"Once they got tired with that uptempo -- we knew they were big boys up front -- and we started to get them sweating and a little bit winded, we could start pounding them a bit," OU running back Brennan Clay said. "We started hitting those creases up the middle and finally they broke."
Then, there was the Alabama offensive line, which looked more makeshift than Oklahoma’s, yet was only down one starter -- right guard Anthony Steen. Left tackle Cyrus Kouandjio struggled all night to stop Eric Striker, who finished with three sacks. As the game went on, McCarron could barely stand upright, as he was sacked seven times.

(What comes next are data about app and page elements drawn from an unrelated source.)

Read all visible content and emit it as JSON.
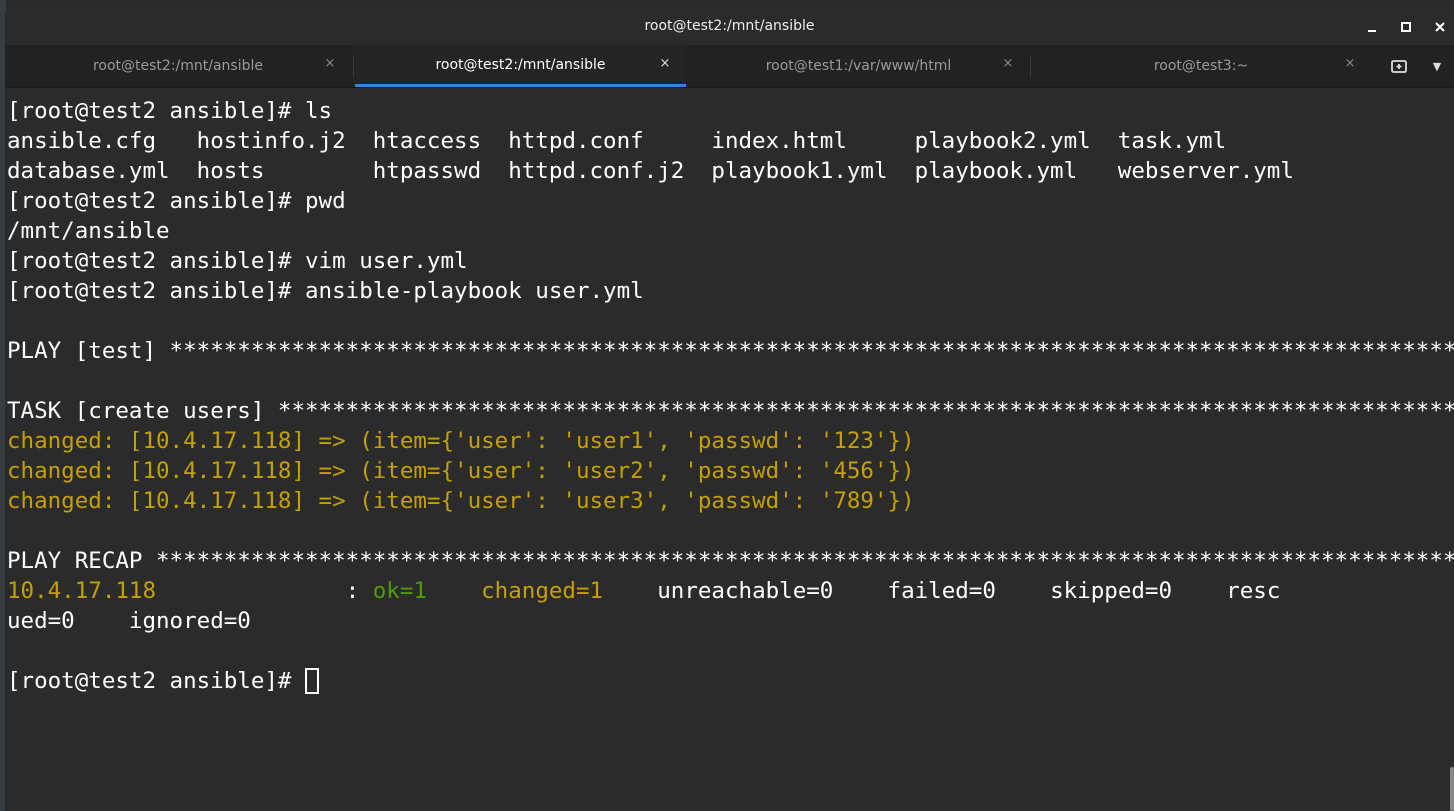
{
  "window": {
    "title": "root@test2:/mnt/ansible"
  },
  "tabs": [
    {
      "label": "root@test2:/mnt/ansible",
      "active": false
    },
    {
      "label": "root@test2:/mnt/ansible",
      "active": true
    },
    {
      "label": "root@test1:/var/www/html",
      "active": false
    },
    {
      "label": "root@test3:~",
      "active": false
    }
  ],
  "icons": {
    "tab_close": "×",
    "new_tab": "new-tab-icon",
    "tab_menu": "▼"
  },
  "colors": {
    "terminal_bg": "#2b2b2b",
    "accent": "#3584e4",
    "changed_yellow": "#c4a000",
    "ok_green": "#4e9a06"
  },
  "terminal": {
    "prompt": "[root@test2 ansible]# ",
    "cmd_ls": "ls",
    "ls_row1": "ansible.cfg   hostinfo.j2  htaccess  httpd.conf     index.html     playbook2.yml  task.yml",
    "ls_row2": "database.yml  hosts        htpasswd  httpd.conf.j2  playbook1.yml  playbook.yml   webserver.yml",
    "cmd_pwd": "pwd",
    "pwd_out": "/mnt/ansible",
    "cmd_vim": "vim user.yml",
    "cmd_playbook": "ansible-playbook user.yml",
    "play_header": "PLAY [test] **************************************************************************************************",
    "task_header": "TASK [create users] ******************************************************************************************",
    "changed_1": "changed: [10.4.17.118] => (item={'user': 'user1', 'passwd': '123'})",
    "changed_2": "changed: [10.4.17.118] => (item={'user': 'user2', 'passwd': '456'})",
    "changed_3": "changed: [10.4.17.118] => (item={'user': 'user3', 'passwd': '789'})",
    "recap_header": "PLAY RECAP ***************************************************************************************************",
    "recap_host": "10.4.17.118",
    "recap_colon": "              : ",
    "recap_ok": "ok=1",
    "recap_gap1": "    ",
    "recap_changed": "changed=1",
    "recap_rest": "    unreachable=0    failed=0    skipped=0    resc",
    "recap_wrap": "ued=0    ignored=0"
  }
}
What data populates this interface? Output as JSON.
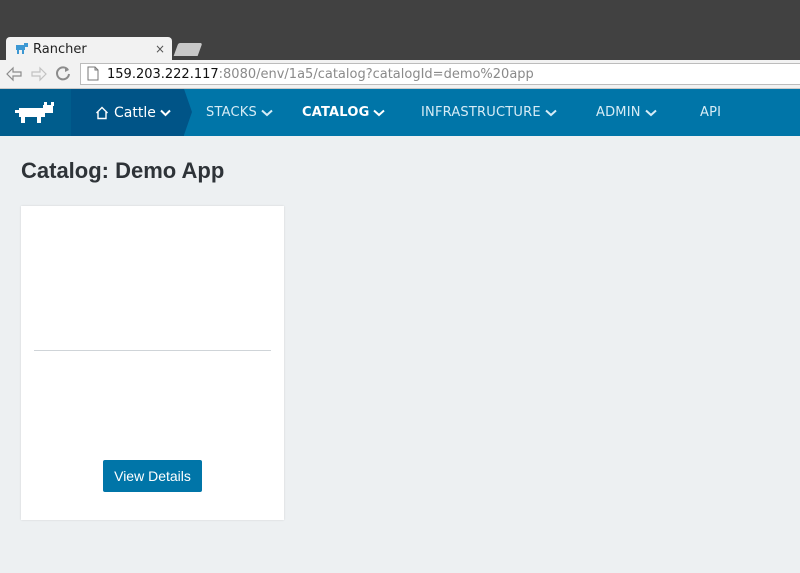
{
  "browser": {
    "tab_title": "Rancher",
    "tab_close": "×",
    "url_host": "159.203.222.117",
    "url_path": ":8080/env/1a5/catalog?catalogId=demo%20app"
  },
  "navbar": {
    "environment": "Cattle",
    "items": [
      {
        "label": "STACKS"
      },
      {
        "label": "CATALOG"
      },
      {
        "label": "INFRASTRUCTURE"
      },
      {
        "label": "ADMIN"
      },
      {
        "label": "API"
      }
    ],
    "active": "CATALOG",
    "colors": {
      "bar": "#0075a8",
      "brand": "#005d8d",
      "env": "#005487"
    }
  },
  "page": {
    "title": "Catalog: Demo App"
  },
  "card": {
    "button_label": "View Details"
  }
}
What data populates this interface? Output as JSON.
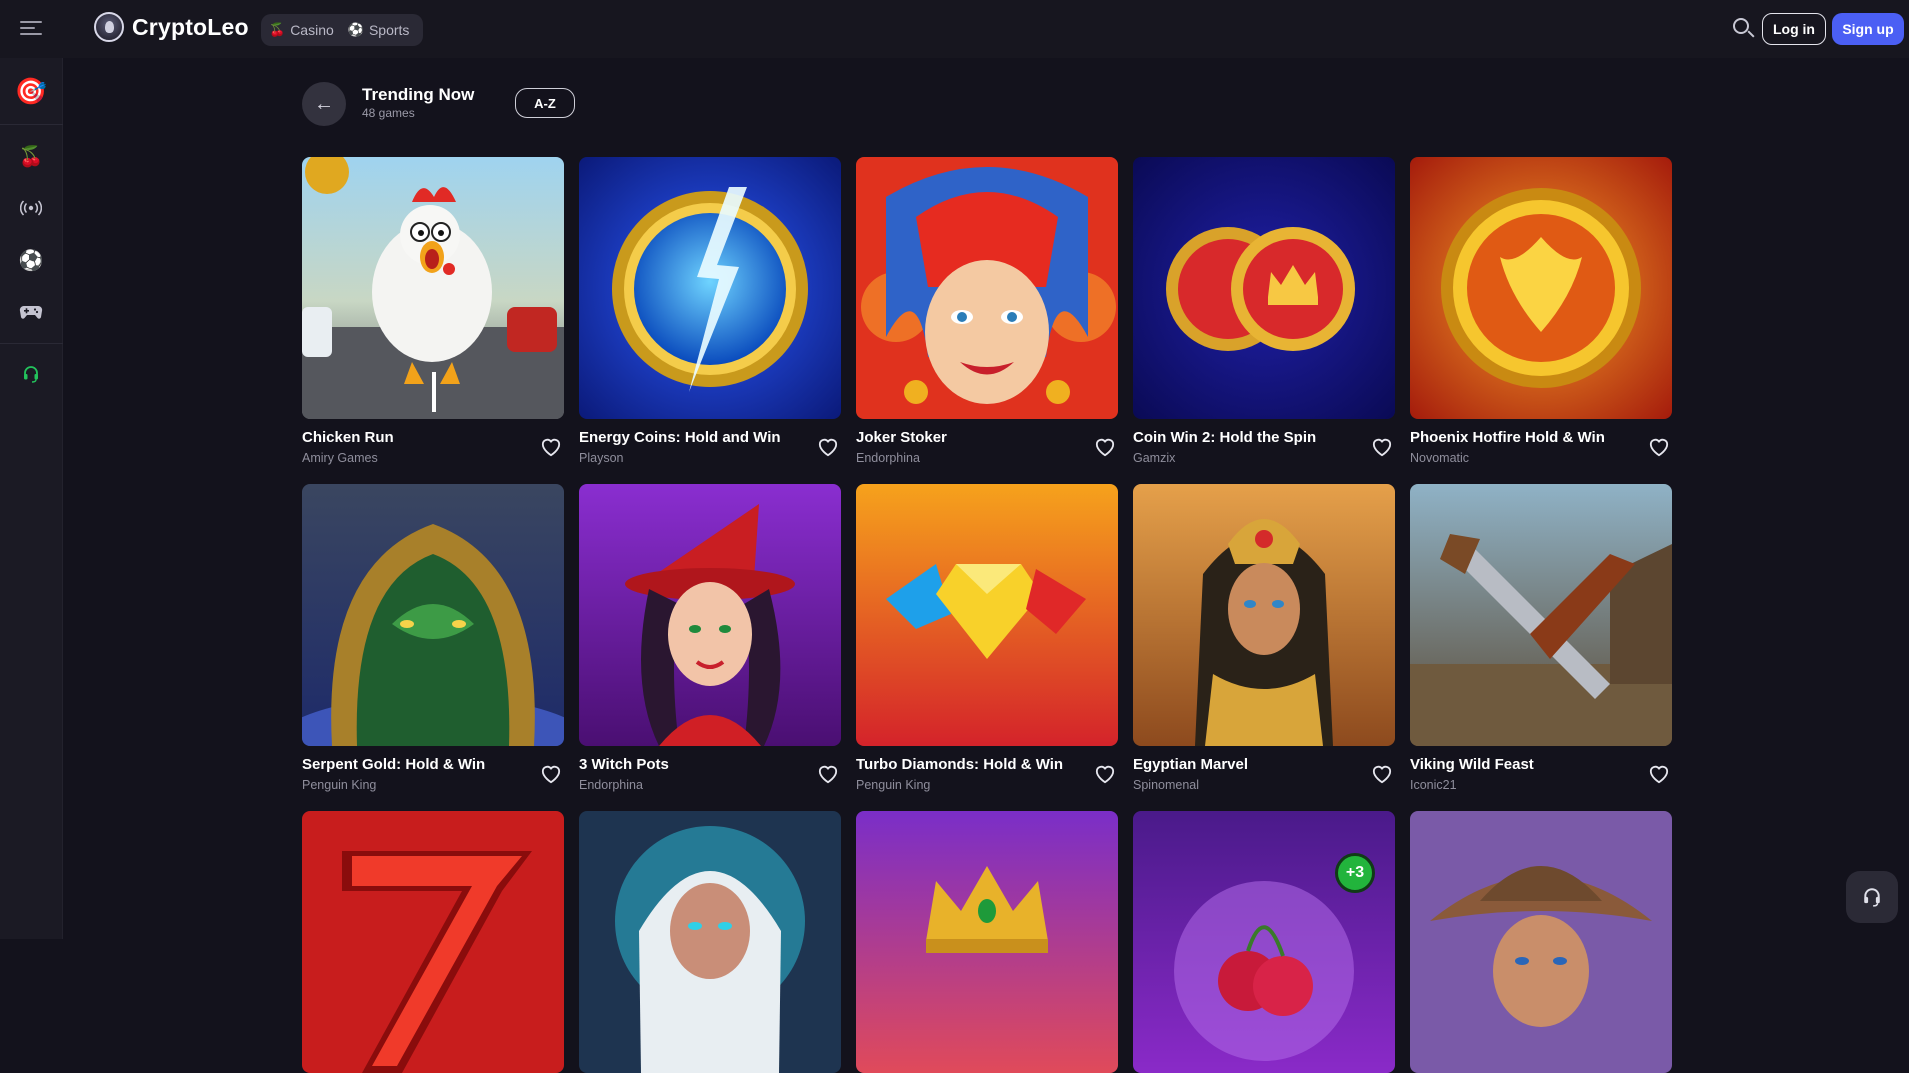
{
  "header": {
    "brand": "CryptoLeo",
    "nav": [
      {
        "label": "Casino",
        "icon": "cherries-icon"
      },
      {
        "label": "Sports",
        "icon": "soccer-ball-icon"
      }
    ],
    "login_label": "Log in",
    "signup_label": "Sign up",
    "signup_color": "#4b5ff4"
  },
  "sidebar": {
    "items": [
      {
        "name": "promo-target",
        "icon": "target-dart-icon"
      },
      {
        "name": "casino",
        "icon": "cherries-icon"
      },
      {
        "name": "live",
        "icon": "broadcast-icon"
      },
      {
        "name": "sports",
        "icon": "soccer-ball-icon"
      },
      {
        "name": "games",
        "icon": "gamepad-icon"
      },
      {
        "name": "support",
        "icon": "headset-icon",
        "color": "#23c35c"
      }
    ]
  },
  "page": {
    "title": "Trending Now",
    "count": "48 games",
    "sort_label": "A-Z"
  },
  "games": [
    {
      "title": "Chicken Run",
      "provider": "Amiry Games"
    },
    {
      "title": "Energy Coins: Hold and Win",
      "provider": "Playson"
    },
    {
      "title": "Joker Stoker",
      "provider": "Endorphina"
    },
    {
      "title": "Coin Win 2: Hold the Spin",
      "provider": "Gamzix"
    },
    {
      "title": "Phoenix Hotfire Hold & Win",
      "provider": "Novomatic"
    },
    {
      "title": "Serpent Gold: Hold & Win",
      "provider": "Penguin King"
    },
    {
      "title": "3 Witch Pots",
      "provider": "Endorphina"
    },
    {
      "title": "Turbo Diamonds: Hold & Win",
      "provider": "Penguin King"
    },
    {
      "title": "Egyptian Marvel",
      "provider": "Spinomenal"
    },
    {
      "title": "Viking Wild Feast",
      "provider": "Iconic21"
    }
  ],
  "partial_row_badge": "+3"
}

"We were late off the ball, technique was all whacky a couple times," Kouandjio said. "If you're going against a normal guy, you'll get away with that type of stuff, but when you're going up against a top guy, it's not going to look good.
"It was all just being lazy on technique. They'll take advantage of that because they're good players."
To Alabama coach Nick Saban, you could sense that a performance like this didn't exactly surprise him after the way players took to preparation leading up to the Auburn game.
"I thought our team late in the season, from the LSU game on, maybe didn't have the focus we needed to have," Saban said. "We didn't pay attention to detail, didn't do little things right, didn't practice well. I think that eventually caught up with us in the Auburn game.
"I just don't think that our players realized sometimes that they won so much that they realize sometimes what it really takes to win every game and that you can never take anything for granted, and that everyone that plays us has something to prove. And they have to change the way they think, and that's difficult to do. And they've gotta stick with the process with what they have to do to do it, and it's tough."
A loss like this can do two things to a program: It can motivate, or it can drain. Right now, players are saying it will serve as motivation, but losing leaders, including seniors McCarron and C.J. Mosley, will be major blows. Finding guys who can step up and carry this team will be a top priority for Saban moving forward.
"These losses are not the Alabama standard," Collins said. "We're looking to come into next year and stepping it up. These losses, they weigh on us and we have a point to prove now. We know people are coming at us because they always have a point to prove against Alabama, and now we have a point to prove against everybody else in the nation."
NEW ORLEANS -- The focus was there. So was the determination and the motivation. But as the final seconds of the Allstate Sugar Bowl dripped off the clock inside the Mercedes-Benz Superdome, Alabama once again had to watch someone else celebrate a wild finish.